What happened in Hull was that average school meal
take-up rates fell from 48% to 36% across the city. However, once
the healthy meals were made free, take-up rates rose quickly and
are now an average 64%, with some schools at over 90% and one
at 98% almost since the start of the three year scheme. An initial
evaluation by Hull University concluded: "Approximately 64%
of children currently take up the offer of free healthy school
dinners. This is an outstanding achievement…The EWDW team have
shown through a variety of measures how they have increased this
take up…Undoubtedly the offer of a free meal is an important element
in this achievement."
Last month the Prime Minister praised the initiative.
Asked by a local MP in the House of Commons to congratulate the
Hull achievements in the light of recent obesity figures, Tony
Blair said: "I am delighted to congratulate them, and I am
sure that it is an important part of the public health drive in
Hull and elsewhere in the country. The reason
it is important is that, as we extend community facilities, as
we see changes in school dinners and in competitive sport in schools—which
has increased to 80 per cent. from the 50 per cent. that we inherited—and
as we are able to provide greater local community services in
which public health is a major part, the general health of the
nation will be improved, which will reduce the long-term costs
in our health care system."
As Mr Blair identified, we believe that this investment
in children's health now will in the long-term be a financial
saving, as well as vastly improving quality of life.
In addition to the experience of Hull, a Dundee
University study in 2005 showed the flaw in Ministers' preference
for ‘targeting' free school meals. Existing eligibility criteria
mean that they do not reach all families in need. The study demonstrated
that universal entitlement is "the only mechanism for consistently
providing welfare to all low income households". Researchers
Carlo Morelli and Paul Seaman also said in Universal versus
Targeted Benefits: The distributional effects of free school meals:
"It is hard to conclude that the current system represents
anything other than a wholly inadequate method of reducing child
poverty." The evidence from Hull shows that a large number
of pupils who would not previously have been eligible for free
school meals have been eating the free healthy meals.
Finally, on this point, UNISON Scotland believes
that the high support in consultation responses for Frances Curran's
proposed free school meals Bill, at 96%, demonstrates the fact
that this is a popular policy in Scotland and that it is widely

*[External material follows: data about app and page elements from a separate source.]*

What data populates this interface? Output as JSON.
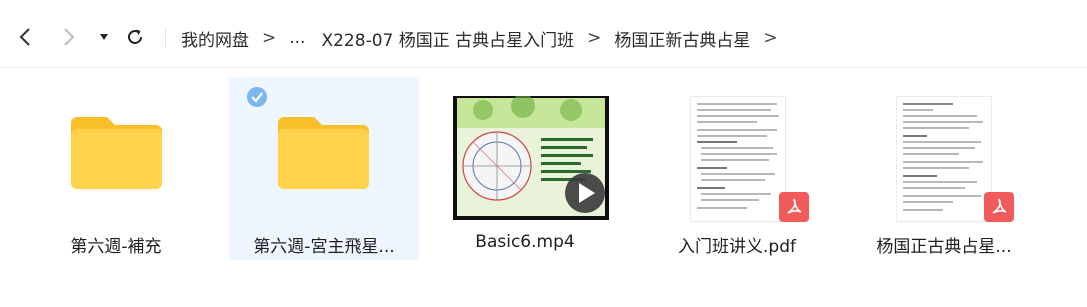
{
  "toolbar": {
    "back_icon": "chevron-left-icon",
    "forward_icon": "chevron-right-icon",
    "history_icon": "caret-down-icon",
    "refresh_icon": "refresh-icon"
  },
  "breadcrumb": {
    "items": [
      "我的网盘",
      "...",
      "X228-07 杨国正 古典占星入门班",
      "杨国正新古典占星"
    ],
    "separator": ">"
  },
  "files": [
    {
      "name": "第六週-補充",
      "type": "folder",
      "selected": false
    },
    {
      "name": "第六週-宮主飛星...",
      "type": "folder",
      "selected": true
    },
    {
      "name": "Basic6.mp4",
      "type": "video",
      "selected": false
    },
    {
      "name": "入门班讲义.pdf",
      "type": "pdf",
      "selected": false
    },
    {
      "name": "杨国正古典占星...",
      "type": "pdf",
      "selected": false
    }
  ],
  "colors": {
    "folder": "#ffd24d",
    "folder_tab": "#f9bf2a",
    "selection_bg": "#eef6ff",
    "check": "#79b6f2",
    "pdf_badge": "#f25b5b"
  }
}
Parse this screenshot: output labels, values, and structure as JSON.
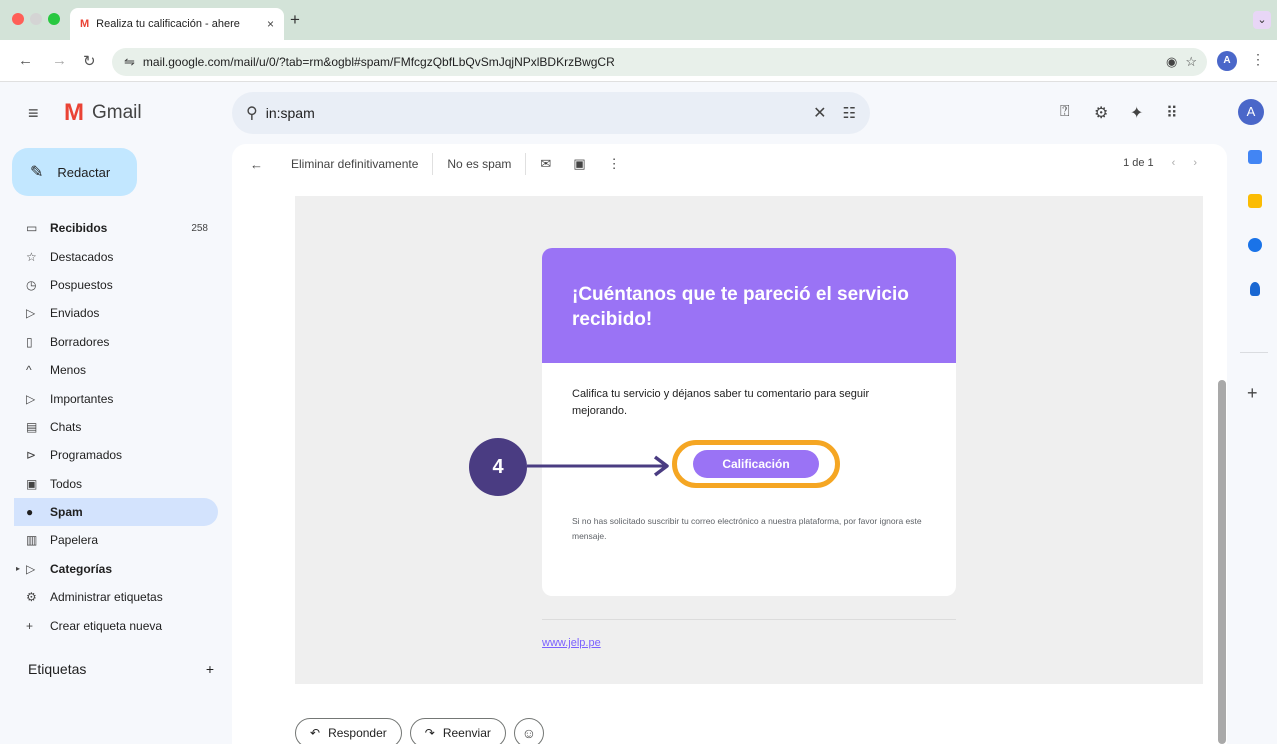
{
  "browser": {
    "tab_title": "Realiza tu calificación - ahere",
    "tab_close": "×",
    "new_tab": "+",
    "tab_menu": "⌄",
    "url": "mail.google.com/mail/u/0/?tab=rm&ogbl#spam/FMfcgzQbfLbQvSmJqjNPxlBDKrzBwgCR",
    "profile_initial": "A"
  },
  "gmail": {
    "logo_text": "Gmail",
    "search_value": "in:spam",
    "avatar_initial": "A",
    "compose_label": "Redactar"
  },
  "sidebar": {
    "items": [
      {
        "label": "Recibidos",
        "count": "258"
      },
      {
        "label": "Destacados",
        "count": ""
      },
      {
        "label": "Pospuestos",
        "count": ""
      },
      {
        "label": "Enviados",
        "count": ""
      },
      {
        "label": "Borradores",
        "count": ""
      },
      {
        "label": "Menos",
        "count": ""
      },
      {
        "label": "Importantes",
        "count": ""
      },
      {
        "label": "Chats",
        "count": ""
      },
      {
        "label": "Programados",
        "count": ""
      },
      {
        "label": "Todos",
        "count": ""
      },
      {
        "label": "Spam",
        "count": ""
      },
      {
        "label": "Papelera",
        "count": ""
      },
      {
        "label": "Categorías",
        "count": ""
      },
      {
        "label": "Administrar etiquetas",
        "count": ""
      },
      {
        "label": "Crear etiqueta nueva",
        "count": ""
      }
    ],
    "labels_heading": "Etiquetas",
    "labels_add": "+"
  },
  "mail_toolbar": {
    "delete_forever": "Eliminar definitivamente",
    "not_spam": "No es spam",
    "pager": "1 de 1"
  },
  "email": {
    "heading": "¡Cuéntanos que te pareció el servicio recibido!",
    "body": "Califica tu servicio y déjanos saber tu comentario para seguir mejorando.",
    "cta_label": "Calificación",
    "footer": "Si no has solicitado suscribir tu correo electrónico a nuestra plataforma, por favor ignora este mensaje.",
    "link": "www.jelp.pe"
  },
  "annotation": {
    "step_number": "4",
    "highlight_color": "#f5a623",
    "marker_color": "#4a3c82"
  },
  "actions": {
    "reply": "Responder",
    "forward": "Reenviar"
  },
  "colors": {
    "accent_purple": "#9a73f5",
    "nav_active": "#d3e3fd",
    "compose_bg": "#c2e7ff"
  }
}
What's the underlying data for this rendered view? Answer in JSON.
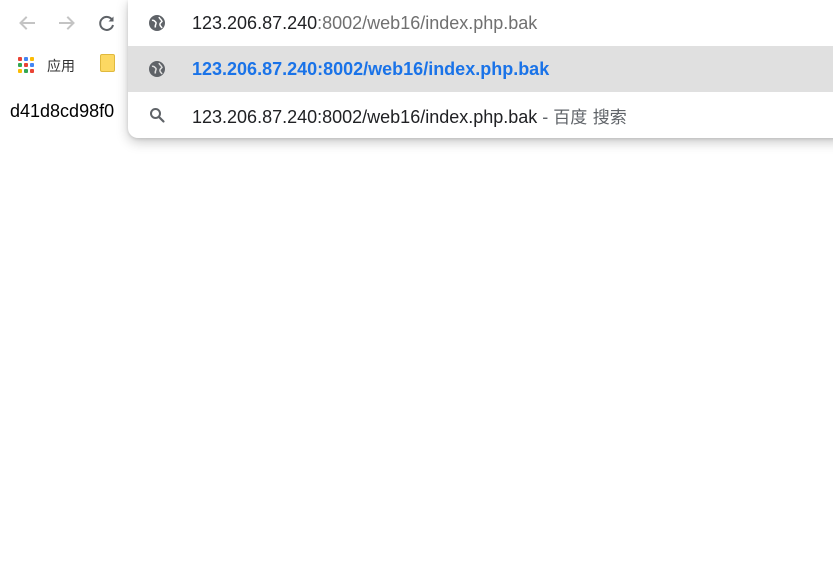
{
  "toolbar": {
    "back_icon": "arrow-left-icon",
    "forward_icon": "arrow-right-icon",
    "reload_icon": "reload-icon"
  },
  "bookmarks": {
    "apps_label": "应用",
    "apps_icon": "apps-grid-icon",
    "folder_icon": "folder-icon"
  },
  "page": {
    "visible_text": "d41d8cd98f0"
  },
  "omnibox": {
    "input": {
      "host": "123.206.87.240",
      "rest": ":8002/web16/index.php.bak",
      "icon": "globe-icon"
    },
    "suggestions": [
      {
        "type": "url",
        "text": "123.206.87.240:8002/web16/index.php.bak",
        "icon": "globe-icon",
        "selected": true
      },
      {
        "type": "search",
        "text": "123.206.87.240:8002/web16/index.php.bak",
        "separator": " - ",
        "engine": "百度 搜索",
        "icon": "search-icon"
      }
    ]
  },
  "colors": {
    "accent": "#1a73e8",
    "selected_row": "#e0e0e0",
    "icon": "#5f6368"
  }
}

seen as being a common sense measure. If members cannot support
this, we would ask them to, at a minimum, support our proposal
for enabling powers.
Protection of the identity of pupils receiving
free school meals
Evidence shows that some pupils feel a connection
between the stigma of free school meals and bullying. UNISON supports
measures to ensure anonymity. However, these do not always work.
Again, such measures would not be necessary if we
were to provide free meals for all school children. Doing so would:
remove the stigma (and related social and
psychological impact) of only those on the lowest incomes
being entitled to free school meals, thereby increasing
promote the concept of equality of opportunity,
social inclusion and remove a recognised potential cause
of bullying, or simple, yet distressing, ‘feeling of difference'
which affects children's self esteem
fit with the fundamental principle of universal
welfare services free at the point of use
benefit families currently caught in the
poverty trap of just missing out on qualifying for free
UNISON urges members of the Committee to give their
support to the principle of universal free school meals for all
Scottish school children. However, if members do not feel able
to commit to that at this stage we at least ask that they support
the introduction of an amendment to this Bill, enabling councils
to introduce free school meals in their areas.
We would also like to see healthy nutritious meals
in schools as one part of a wider ‘Food for Good' initiative across
the public sector which we believe would play a major part in
improving Scotland's health.
For further information please contact:
Matt Smith, Scottish Secretary
14, West Campbell Street,
Glasgow G2 6RX
Tel 0845 355 0845 Fax 0141 342 2835